**INSTRUCTIONS FOR THE TASK**
Print out each entry below exactly; do not carry over any image.
═════ DATA RECORDS
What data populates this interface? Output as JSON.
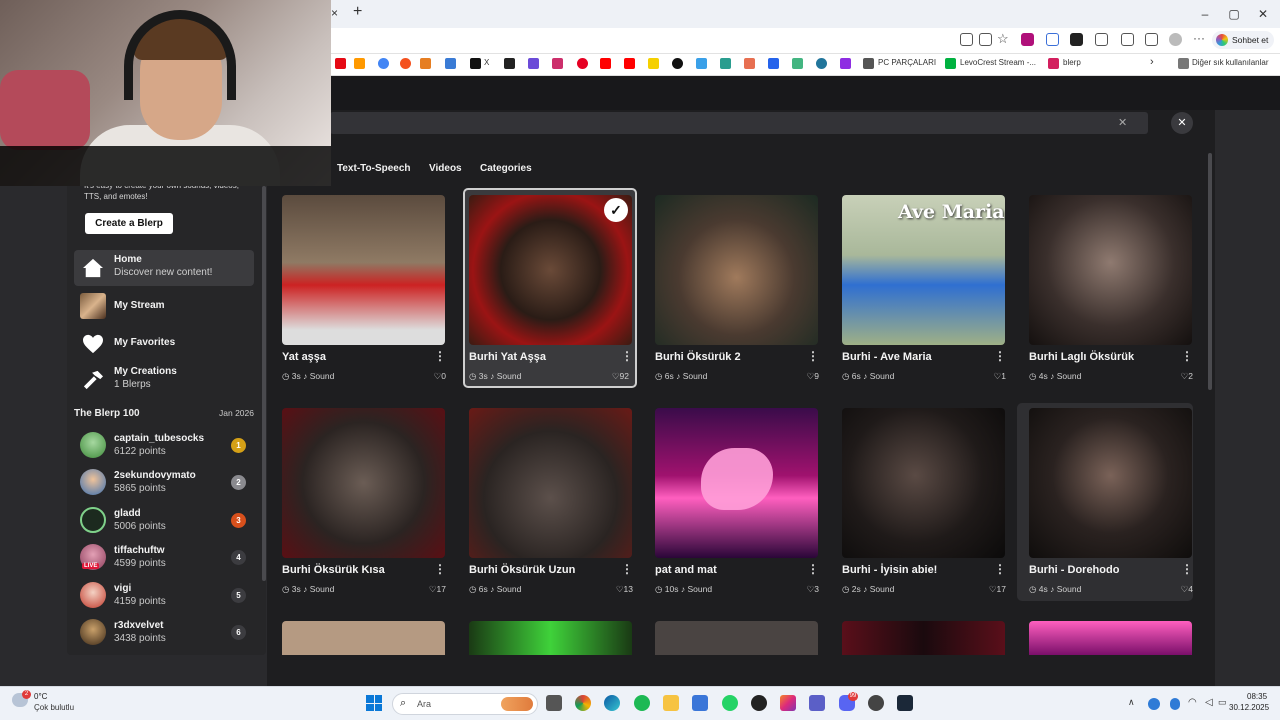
{
  "browser": {
    "new_tab": "+",
    "close_tab": "×",
    "window_controls": [
      "–",
      "▢",
      "✕"
    ],
    "copilot_label": "Sohbet et",
    "bookmarks": {
      "x_label": "X",
      "pc_parts": "PC PARÇALARI",
      "levocrest": "LevoCrest Stream -...",
      "blerp": "blerp",
      "other": "Diğer sık kullanılanlar",
      "more": "›"
    }
  },
  "modal": {
    "close": "✕",
    "clear": "✕",
    "tabs": [
      "Text-To-Speech",
      "Videos",
      "Categories"
    ]
  },
  "sidebar": {
    "promo_text": "It's easy to create your own sounds, videos, TTS, and emotes!",
    "create_button": "Create a Blerp",
    "nav": [
      {
        "title": "Home",
        "subtitle": "Discover new content!",
        "icon": "home-icon"
      },
      {
        "title": "My Stream",
        "subtitle": "",
        "icon": "stream-thumbnail-icon"
      },
      {
        "title": "My Favorites",
        "subtitle": "",
        "icon": "heart-icon"
      },
      {
        "title": "My Creations",
        "subtitle": "1 Blerps",
        "icon": "hammer-icon"
      }
    ],
    "leaderboard_title": "The Blerp 100",
    "leaderboard_date": "Jan 2026",
    "leaderboard": [
      {
        "name": "captain_tubesocks",
        "points": "6122 points",
        "rank": "1",
        "color": "#d4a017"
      },
      {
        "name": "2sekundovymato",
        "points": "5865 points",
        "rank": "2",
        "color": "#8a8a8f"
      },
      {
        "name": "gladd",
        "points": "5006 points",
        "rank": "3",
        "color": "#d8501c"
      },
      {
        "name": "tiffachuftw",
        "points": "4599 points",
        "rank": "4",
        "color": "#3c3c40"
      },
      {
        "name": "vigi",
        "points": "4159 points",
        "rank": "5",
        "color": "#3c3c40"
      },
      {
        "name": "r3dxvelvet",
        "points": "3438 points",
        "rank": "6",
        "color": "#3c3c40"
      }
    ],
    "live_badge": "LIVE"
  },
  "cards": [
    {
      "title": "Yat aşşa",
      "duration": "3s",
      "type": "Sound",
      "likes": "0"
    },
    {
      "title": "Burhi Yat Aşşa",
      "duration": "3s",
      "type": "Sound",
      "likes": "92"
    },
    {
      "title": "Burhi Öksürük 2",
      "duration": "6s",
      "type": "Sound",
      "likes": "9"
    },
    {
      "title": "Burhi - Ave Maria",
      "duration": "6s",
      "type": "Sound",
      "likes": "1"
    },
    {
      "title": "Burhi Laglı Öksürük",
      "duration": "4s",
      "type": "Sound",
      "likes": "2"
    },
    {
      "title": "Burhi Öksürük Kısa",
      "duration": "3s",
      "type": "Sound",
      "likes": "17"
    },
    {
      "title": "Burhi Öksürük Uzun",
      "duration": "6s",
      "type": "Sound",
      "likes": "13"
    },
    {
      "title": "pat and mat",
      "duration": "10s",
      "type": "Sound",
      "likes": "3"
    },
    {
      "title": "Burhi - İyisin abie!",
      "duration": "2s",
      "type": "Sound",
      "likes": "17"
    },
    {
      "title": "Burhi - Dorehodo",
      "duration": "4s",
      "type": "Sound",
      "likes": "4"
    }
  ],
  "thumb_text": {
    "ave_maria": "Ave Maria"
  },
  "taskbar": {
    "weather_temp": "0°C",
    "weather_desc": "Çok bulutlu",
    "weather_badge": "2",
    "search_placeholder": "Ara",
    "time": "08:35",
    "date": "30.12.2025",
    "discord_badge": "99"
  },
  "colors": {
    "selected_border": "#cfcfcf",
    "page_bg": "#1e1e20"
  }
}
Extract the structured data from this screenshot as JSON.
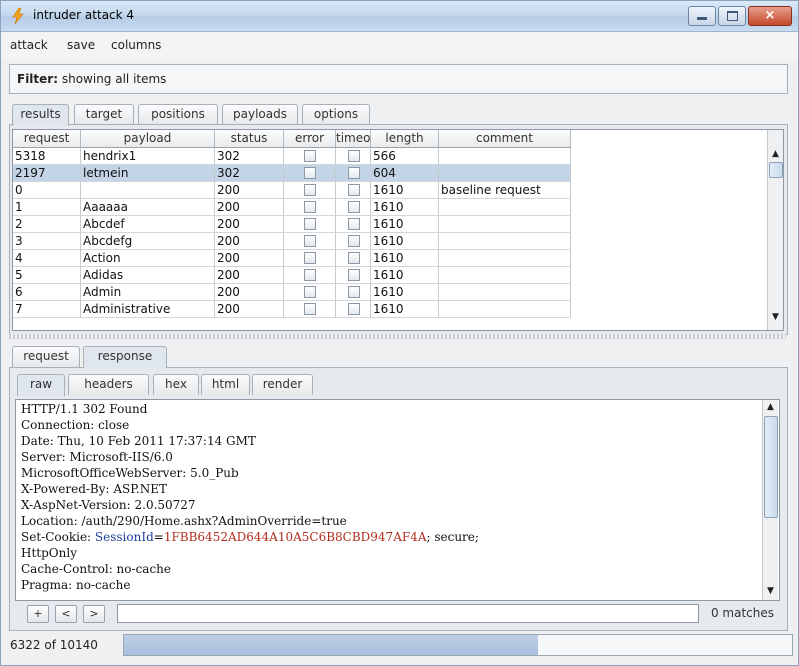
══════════
**EXERCISE ANSWER**
What data populates this interface? Output as JSON.
{
  "browser": {
    "new_tab": "+",
    "close_tab": "×",
    "window_controls": [
      "–",
      "▢",
      "✕"
    ],
    "copilot_label": "Sohbet et",
    "bookmarks": {
      "x_label": "X",
      "pc_parts": "PC PARÇALARI",
      "levocrest": "LevoCrest Stream -...",
      "blerp": "blerp",
      "other": "Diğer sık kullanılanlar",
      "more": "›"
    }
  },
  "modal": {
    "close": "✕",
    "clear": "✕",
    "tabs": [
      "Text-To-Speech",
      "Videos",
      "Categories"
    ]
  },
  "sidebar": {
    "promo_text": "It's easy to create your own sounds, videos, TTS, and emotes!",
    "create_button": "Create a Blerp",
    "nav": [
      {
        "title": "Home",
        "subtitle": "Discover new content!",
        "icon": "home-icon"
      },
      {
        "title": "My Stream",
        "subtitle": "",
        "icon": "stream-thumbnail-icon"
      },
      {
        "title": "My Favorites",
        "subtitle": "",
        "icon": "heart-icon"
      },
      {
        "title": "My Creations",
        "subtitle": "1 Blerps",
        "icon": "hammer-icon"
      }
    ],
    "leaderboard_title": "The Blerp 100",
    "leaderboard_date": "Jan 2026",
    "leaderboard": [
      {
        "name": "captain_tubesocks",
        "points": "6122 points",
        "rank": "1",
        "color": "#d4a017"
      },
      {
        "name": "2sekundovymato",
        "points": "5865 points",
        "rank": "2",
        "color": "#8a8a8f"
      },
      {
        "name": "gladd",
        "points": "5006 points",
        "rank": "3",
        "color": "#d8501c"
      },
      {
        "name": "tiffachuftw",
        "points": "4599 points",
        "rank": "4",
        "color": "#3c3c40"
      },
      {
        "name": "vigi",
        "points": "4159 points",
        "rank": "5",
        "color": "#3c3c40"
      },
      {
        "name": "r3dxvelvet",
        "points": "3438 points",
        "rank": "6",
        "color": "#3c3c40"
      }
    ],
    "live_badge": "LIVE"
  },
  "cards": [
    {
      "title": "Yat aşşa",
      "duration": "3s",
      "type": "Sound",
      "likes": "0"
    },
    {
      "title": "Burhi Yat Aşşa",
      "duration": "3s",
      "type": "Sound",
      "likes": "92"
    },
    {
      "title": "Burhi Öksürük 2",
      "duration": "6s",
      "type": "Sound",
      "likes": "9"
    },
    {
      "title": "Burhi - Ave Maria",
      "duration": "6s",
      "type": "Sound",
      "likes": "1"
    },
    {
      "title": "Burhi Laglı Öksürük",
      "duration": "4s",
      "type": "Sound",
      "likes": "2"
    },
    {
      "title": "Burhi Öksürük Kısa",
      "duration": "3s",
      "type": "Sound",
      "likes": "17"
    },
    {
      "title": "Burhi Öksürük Uzun",
      "duration": "6s",
      "type": "Sound",
      "likes": "13"
    },
    {
      "title": "pat and mat",
      "duration": "10s",
      "type": "Sound",
      "likes": "3"
    },
    {
      "title": "Burhi - İyisin abie!",
      "duration": "2s",
      "type": "Sound",
      "likes": "17"
    },
    {
      "title": "Burhi - Dorehodo",
      "duration": "4s",
      "type": "Sound",
      "likes": "4"
    }
  ],
  "thumb_text": {
    "ave_maria": "Ave Maria"
  },
  "taskbar": {
    "weather_temp": "0°C",
    "weather_desc": "Çok bulutlu",
    "weather_badge": "2",
    "search_placeholder": "Ara",
    "time": "08:35",
    "date": "30.12.2025",
    "discord_badge": "99"
  },
  "colors": {
    "selected_border": "#cfcfcf",
    "page_bg": "#1e1e20"
  }
}
Extract the structured data from this screenshot as JSON.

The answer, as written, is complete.